The time we have left to avoid climate disaster is getting short and the sun is setting on the opportunity to avoid catastrophe. Not that you would know it from the political inactivity around here. Continue reading “The Hour is Getting Late”→
It’s now ten days since I wrote to my District Councillors (Peter Elliott and Ron Pratt) asking why Maldon District Council has no current Environment and Climate Change Strategy despite the Climate Emergency and I’m still waiting for a reply. I recognise that they may be busy, that it’s not a salaried role and their time may be stretched, so I think I’ll give them a month before I follow up with another letter seeking an update on progress. I’m also thinking about other ways I can raise this issue – ask the leader of the opposition on the council to raise it?, seek recognition at the town council level? Again, learning how local politics works is proving to be a case of just try stuff.

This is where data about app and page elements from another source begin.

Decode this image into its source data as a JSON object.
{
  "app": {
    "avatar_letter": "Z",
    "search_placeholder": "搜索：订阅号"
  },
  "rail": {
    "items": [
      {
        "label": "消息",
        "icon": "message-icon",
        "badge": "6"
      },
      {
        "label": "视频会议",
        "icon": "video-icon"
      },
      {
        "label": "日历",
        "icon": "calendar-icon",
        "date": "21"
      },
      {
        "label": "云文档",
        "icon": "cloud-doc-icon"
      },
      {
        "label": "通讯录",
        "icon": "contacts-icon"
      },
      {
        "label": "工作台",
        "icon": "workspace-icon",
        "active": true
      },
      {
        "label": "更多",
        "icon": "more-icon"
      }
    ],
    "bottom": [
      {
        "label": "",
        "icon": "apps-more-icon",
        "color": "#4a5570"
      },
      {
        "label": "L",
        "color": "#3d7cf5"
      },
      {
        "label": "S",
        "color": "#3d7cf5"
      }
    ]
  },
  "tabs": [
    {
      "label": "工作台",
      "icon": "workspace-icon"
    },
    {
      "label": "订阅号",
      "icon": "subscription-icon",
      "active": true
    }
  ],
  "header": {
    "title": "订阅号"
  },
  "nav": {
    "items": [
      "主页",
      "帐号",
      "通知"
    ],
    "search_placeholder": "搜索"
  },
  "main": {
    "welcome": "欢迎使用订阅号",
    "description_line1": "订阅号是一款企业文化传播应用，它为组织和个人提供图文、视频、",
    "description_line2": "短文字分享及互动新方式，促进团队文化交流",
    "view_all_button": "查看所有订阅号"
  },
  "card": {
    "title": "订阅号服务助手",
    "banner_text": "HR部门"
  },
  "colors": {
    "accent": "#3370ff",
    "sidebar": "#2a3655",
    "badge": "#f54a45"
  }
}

On 8th December I posted on social media about trying to find a point of agency in the face of the wicked problem of climate change – partly re-energised by the Extinction Rebellion actions:
‘I’ve never been a member of a political party, I’ve always been against it on the basis that joining a political party seemed to indicate you supported implicitly everything their representatives ended up saying or doing, no matter how idiotic, and even the barmiest parts of their manifestos. No thanks, I favoured the Groucho Marxist position. Continue reading “Climate Emergency”→
When was the last time a fire burned in your area?
This is one of the quiz questions that reveals its Cascadian/West Coast USA origins. As Carolyn Merchant has noted in Radical Ecology: The Search for a Livable World (1992) the quiz is ‘culture-bound’. I write that because the whole concept of a fire burning ‘in your area’ seems to reflect the spread of wildfire over large parts of a landscape, something that happens regularly enough to note in California, but is much less familiar in northern Europe.
I’m not sure how good I would be at this calculation generally. I can’t remember seeing the moon lately but then I can’t remember looking at the night sky recently either. Today, Wednesday 11th April 2018, I’m pretty sure the last full moon was Easter Saturday – which was 31st March – which I think means that we are a few days off new moon – so perhaps it’s not surprising I haven’t seen the moon lately. The moon has a 28-day cycle, so the next full moon should be in about 17 days time – 28th April.